**WHAT IS BEING ASKED**
Word for word, write out all of the entries that follow.

App and web page records:
------

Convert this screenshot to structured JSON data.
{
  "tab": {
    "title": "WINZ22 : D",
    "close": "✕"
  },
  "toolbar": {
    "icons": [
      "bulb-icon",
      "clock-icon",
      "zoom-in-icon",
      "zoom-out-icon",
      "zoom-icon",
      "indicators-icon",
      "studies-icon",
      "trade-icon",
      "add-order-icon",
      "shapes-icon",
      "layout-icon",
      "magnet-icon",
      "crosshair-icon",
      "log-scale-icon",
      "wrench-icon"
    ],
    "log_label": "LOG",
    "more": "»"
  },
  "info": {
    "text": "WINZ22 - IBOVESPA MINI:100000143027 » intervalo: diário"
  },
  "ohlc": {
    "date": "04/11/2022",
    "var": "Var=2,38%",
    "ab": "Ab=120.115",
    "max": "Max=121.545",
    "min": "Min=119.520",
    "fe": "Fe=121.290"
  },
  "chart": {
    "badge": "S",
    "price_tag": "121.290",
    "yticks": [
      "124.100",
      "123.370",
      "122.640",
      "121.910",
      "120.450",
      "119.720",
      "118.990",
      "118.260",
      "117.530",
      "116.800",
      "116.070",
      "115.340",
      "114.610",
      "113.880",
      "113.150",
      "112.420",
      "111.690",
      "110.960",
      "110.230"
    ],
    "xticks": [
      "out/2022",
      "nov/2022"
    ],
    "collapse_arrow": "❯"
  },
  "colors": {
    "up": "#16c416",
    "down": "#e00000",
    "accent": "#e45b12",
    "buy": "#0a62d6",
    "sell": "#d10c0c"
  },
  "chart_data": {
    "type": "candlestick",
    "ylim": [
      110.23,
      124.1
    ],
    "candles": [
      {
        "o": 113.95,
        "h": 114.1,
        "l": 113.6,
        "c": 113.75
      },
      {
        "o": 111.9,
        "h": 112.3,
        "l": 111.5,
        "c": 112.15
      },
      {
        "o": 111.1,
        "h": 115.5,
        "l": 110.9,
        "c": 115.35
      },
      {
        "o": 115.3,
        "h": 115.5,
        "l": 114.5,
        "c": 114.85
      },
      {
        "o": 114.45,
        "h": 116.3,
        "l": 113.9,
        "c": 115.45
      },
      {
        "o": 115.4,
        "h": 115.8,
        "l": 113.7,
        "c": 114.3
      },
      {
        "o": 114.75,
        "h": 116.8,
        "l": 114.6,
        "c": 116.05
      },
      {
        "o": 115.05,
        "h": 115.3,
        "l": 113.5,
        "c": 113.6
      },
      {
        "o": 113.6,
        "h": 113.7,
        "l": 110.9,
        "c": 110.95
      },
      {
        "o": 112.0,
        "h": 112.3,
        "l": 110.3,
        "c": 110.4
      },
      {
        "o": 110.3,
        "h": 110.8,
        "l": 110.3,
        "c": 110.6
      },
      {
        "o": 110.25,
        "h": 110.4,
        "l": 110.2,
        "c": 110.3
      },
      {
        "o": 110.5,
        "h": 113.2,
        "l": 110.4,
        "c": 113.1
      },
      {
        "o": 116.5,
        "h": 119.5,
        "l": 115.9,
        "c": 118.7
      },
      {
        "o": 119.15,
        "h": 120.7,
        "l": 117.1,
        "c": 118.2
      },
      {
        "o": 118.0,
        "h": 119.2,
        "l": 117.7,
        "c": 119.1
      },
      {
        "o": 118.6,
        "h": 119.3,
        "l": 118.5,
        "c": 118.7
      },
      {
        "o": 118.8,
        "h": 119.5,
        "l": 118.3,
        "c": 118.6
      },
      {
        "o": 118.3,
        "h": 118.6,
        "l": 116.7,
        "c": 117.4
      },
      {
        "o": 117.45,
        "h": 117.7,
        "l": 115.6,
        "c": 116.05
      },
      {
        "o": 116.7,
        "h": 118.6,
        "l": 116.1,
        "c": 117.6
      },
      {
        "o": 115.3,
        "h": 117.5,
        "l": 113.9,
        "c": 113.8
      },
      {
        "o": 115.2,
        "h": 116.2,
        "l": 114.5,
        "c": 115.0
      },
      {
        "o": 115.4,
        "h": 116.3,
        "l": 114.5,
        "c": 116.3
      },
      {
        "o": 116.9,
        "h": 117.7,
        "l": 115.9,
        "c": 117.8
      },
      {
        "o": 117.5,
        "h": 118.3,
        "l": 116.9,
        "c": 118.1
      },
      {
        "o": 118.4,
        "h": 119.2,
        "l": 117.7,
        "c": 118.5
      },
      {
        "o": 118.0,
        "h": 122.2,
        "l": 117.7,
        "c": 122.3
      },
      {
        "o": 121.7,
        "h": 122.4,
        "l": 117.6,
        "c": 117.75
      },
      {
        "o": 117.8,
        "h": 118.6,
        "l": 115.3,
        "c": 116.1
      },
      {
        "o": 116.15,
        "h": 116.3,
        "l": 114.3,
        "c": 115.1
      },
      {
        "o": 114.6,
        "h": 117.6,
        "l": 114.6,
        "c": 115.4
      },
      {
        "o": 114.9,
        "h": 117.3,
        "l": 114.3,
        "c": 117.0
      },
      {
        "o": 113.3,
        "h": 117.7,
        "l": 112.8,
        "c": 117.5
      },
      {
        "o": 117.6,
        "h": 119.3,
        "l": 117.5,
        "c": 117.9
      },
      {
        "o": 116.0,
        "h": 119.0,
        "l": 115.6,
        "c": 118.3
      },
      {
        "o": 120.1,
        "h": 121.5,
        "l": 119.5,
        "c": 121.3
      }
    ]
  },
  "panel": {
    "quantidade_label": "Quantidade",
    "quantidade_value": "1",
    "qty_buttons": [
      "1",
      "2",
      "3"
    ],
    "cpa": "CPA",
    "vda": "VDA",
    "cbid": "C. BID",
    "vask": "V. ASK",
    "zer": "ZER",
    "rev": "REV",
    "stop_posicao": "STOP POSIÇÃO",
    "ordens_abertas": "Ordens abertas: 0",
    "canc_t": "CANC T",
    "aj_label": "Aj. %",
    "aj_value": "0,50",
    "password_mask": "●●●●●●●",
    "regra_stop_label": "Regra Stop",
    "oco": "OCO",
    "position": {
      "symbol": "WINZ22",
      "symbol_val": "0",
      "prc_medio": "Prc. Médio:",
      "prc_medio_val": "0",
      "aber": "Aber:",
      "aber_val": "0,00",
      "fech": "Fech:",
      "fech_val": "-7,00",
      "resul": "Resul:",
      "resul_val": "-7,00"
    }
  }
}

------

**RESULT OF THE TASK**
Convert this screenshot to structured JSON data.
{
  "tab": {
    "title": "WINZ22 : D",
    "close": "✕"
  },
  "toolbar": {
    "icons": [
      "bulb-icon",
      "clock-icon",
      "zoom-in-icon",
      "zoom-out-icon",
      "zoom-icon",
      "indicators-icon",
      "studies-icon",
      "trade-icon",
      "add-order-icon",
      "shapes-icon",
      "layout-icon",
      "magnet-icon",
      "crosshair-icon",
      "log-scale-icon",
      "wrench-icon"
    ],
    "log_label": "LOG",
    "more": "»"
  },
  "info": {
    "text": "WINZ22 - IBOVESPA MINI:100000143027 » intervalo: diário"
  },
  "ohlc": {
    "date": "04/11/2022",
    "var": "Var=2,38%",
    "ab": "Ab=120.115",
    "max": "Max=121.545",
    "min": "Min=119.520",
    "fe": "Fe=121.290"
  },
  "chart": {
    "badge": "S",
    "price_tag": "121.290",
    "yticks": [
      "124.100",
      "123.370",
      "122.640",
      "121.910",
      "120.450",
      "119.720",
      "118.990",
      "118.260",
      "117.530",
      "116.800",
      "116.070",
      "115.340",
      "114.610",
      "113.880",
      "113.150",
      "112.420",
      "111.690",
      "110.960",
      "110.230"
    ],
    "xticks": [
      "out/2022",
      "nov/2022"
    ],
    "collapse_arrow": "❯"
  },
  "colors": {
    "up": "#16c416",
    "down": "#e00000",
    "accent": "#e45b12",
    "buy": "#0a62d6",
    "sell": "#d10c0c"
  },
  "chart_data": {
    "type": "candlestick",
    "ylim": [
      110.23,
      124.1
    ],
    "candles": [
      {
        "o": 113.95,
        "h": 114.1,
        "l": 113.6,
        "c": 113.75
      },
      {
        "o": 111.9,
        "h": 112.3,
        "l": 111.5,
        "c": 112.15
      },
      {
        "o": 111.1,
        "h": 115.5,
        "l": 110.9,
        "c": 115.35
      },
      {
        "o": 115.3,
        "h": 115.5,
        "l": 114.5,
        "c": 114.85
      },
      {
        "o": 114.45,
        "h": 116.3,
        "l": 113.9,
        "c": 115.45
      },
      {
        "o": 115.4,
        "h": 115.8,
        "l": 113.7,
        "c": 114.3
      },
      {
        "o": 114.75,
        "h": 116.8,
        "l": 114.6,
        "c": 116.05
      },
      {
        "o": 115.05,
        "h": 115.3,
        "l": 113.5,
        "c": 113.6
      },
      {
        "o": 113.6,
        "h": 113.7,
        "l": 110.9,
        "c": 110.95
      },
      {
        "o": 112.0,
        "h": 112.3,
        "l": 110.3,
        "c": 110.4
      },
      {
        "o": 110.3,
        "h": 110.8,
        "l": 110.3,
        "c": 110.6
      },
      {
        "o": 110.25,
        "h": 110.4,
        "l": 110.2,
        "c": 110.3
      },
      {
        "o": 110.5,
        "h": 113.2,
        "l": 110.4,
        "c": 113.1
      },
      {
        "o": 116.5,
        "h": 119.5,
        "l": 115.9,
        "c": 118.7
      },
      {
        "o": 119.15,
        "h": 120.7,
        "l": 117.1,
        "c": 118.2
      },
      {
        "o": 118.0,
        "h": 119.2,
        "l": 117.7,
        "c": 119.1
      },
      {
        "o": 118.6,
        "h": 119.3,
        "l": 118.5,
        "c": 118.7
      },
      {
        "o": 118.8,
        "h": 119.5,
        "l": 118.3,
        "c": 118.6
      },
      {
        "o": 118.3,
        "h": 118.6,
        "l": 116.7,
        "c": 117.4
      },
      {
        "o": 117.45,
        "h": 117.7,
        "l": 115.6,
        "c": 116.05
      },
      {
        "o": 116.7,
        "h": 118.6,
        "l": 116.1,
        "c": 117.6
      },
      {
        "o": 115.3,
        "h": 117.5,
        "l": 113.9,
        "c": 113.8
      },
      {
        "o": 115.2,
        "h": 116.2,
        "l": 114.5,
        "c": 115.0
      },
      {
        "o": 115.4,
        "h": 116.3,
        "l": 114.5,
        "c": 116.3
      },
      {
        "o": 116.9,
        "h": 117.7,
        "l": 115.9,
        "c": 117.8
      },
      {
        "o": 117.5,
        "h": 118.3,
        "l": 116.9,
        "c": 118.1
      },
      {
        "o": 118.4,
        "h": 119.2,
        "l": 117.7,
        "c": 118.5
      },
      {
        "o": 118.0,
        "h": 122.2,
        "l": 117.7,
        "c": 122.3
      },
      {
        "o": 121.7,
        "h": 122.4,
        "l": 117.6,
        "c": 117.75
      },
      {
        "o": 117.8,
        "h": 118.6,
        "l": 115.3,
        "c": 116.1
      },
      {
        "o": 116.15,
        "h": 116.3,
        "l": 114.3,
        "c": 115.1
      },
      {
        "o": 114.6,
        "h": 117.6,
        "l": 114.6,
        "c": 115.4
      },
      {
        "o": 114.9,
        "h": 117.3,
        "l": 114.3,
        "c": 117.0
      },
      {
        "o": 113.3,
        "h": 117.7,
        "l": 112.8,
        "c": 117.5
      },
      {
        "o": 117.6,
        "h": 119.3,
        "l": 117.5,
        "c": 117.9
      },
      {
        "o": 116.0,
        "h": 119.0,
        "l": 115.6,
        "c": 118.3
      },
      {
        "o": 120.1,
        "h": 121.5,
        "l": 119.5,
        "c": 121.3
      }
    ]
  },
  "panel": {
    "quantidade_label": "Quantidade",
    "quantidade_value": "1",
    "qty_buttons": [
      "1",
      "2",
      "3"
    ],
    "cpa": "CPA",
    "vda": "VDA",
    "cbid": "C. BID",
    "vask": "V. ASK",
    "zer": "ZER",
    "rev": "REV",
    "stop_posicao": "STOP POSIÇÃO",
    "ordens_abertas": "Ordens abertas: 0",
    "canc_t": "CANC T",
    "aj_label": "Aj. %",
    "aj_value": "0,50",
    "password_mask": "●●●●●●●",
    "regra_stop_label": "Regra Stop",
    "oco": "OCO",
    "position": {
      "symbol": "WINZ22",
      "symbol_val": "0",
      "prc_medio": "Prc. Médio:",
      "prc_medio_val": "0",
      "aber": "Aber:",
      "aber_val": "0,00",
      "fech": "Fech:",
      "fech_val": "-7,00",
      "resul": "Resul:",
      "resul_val": "-7,00"
    }
  }
}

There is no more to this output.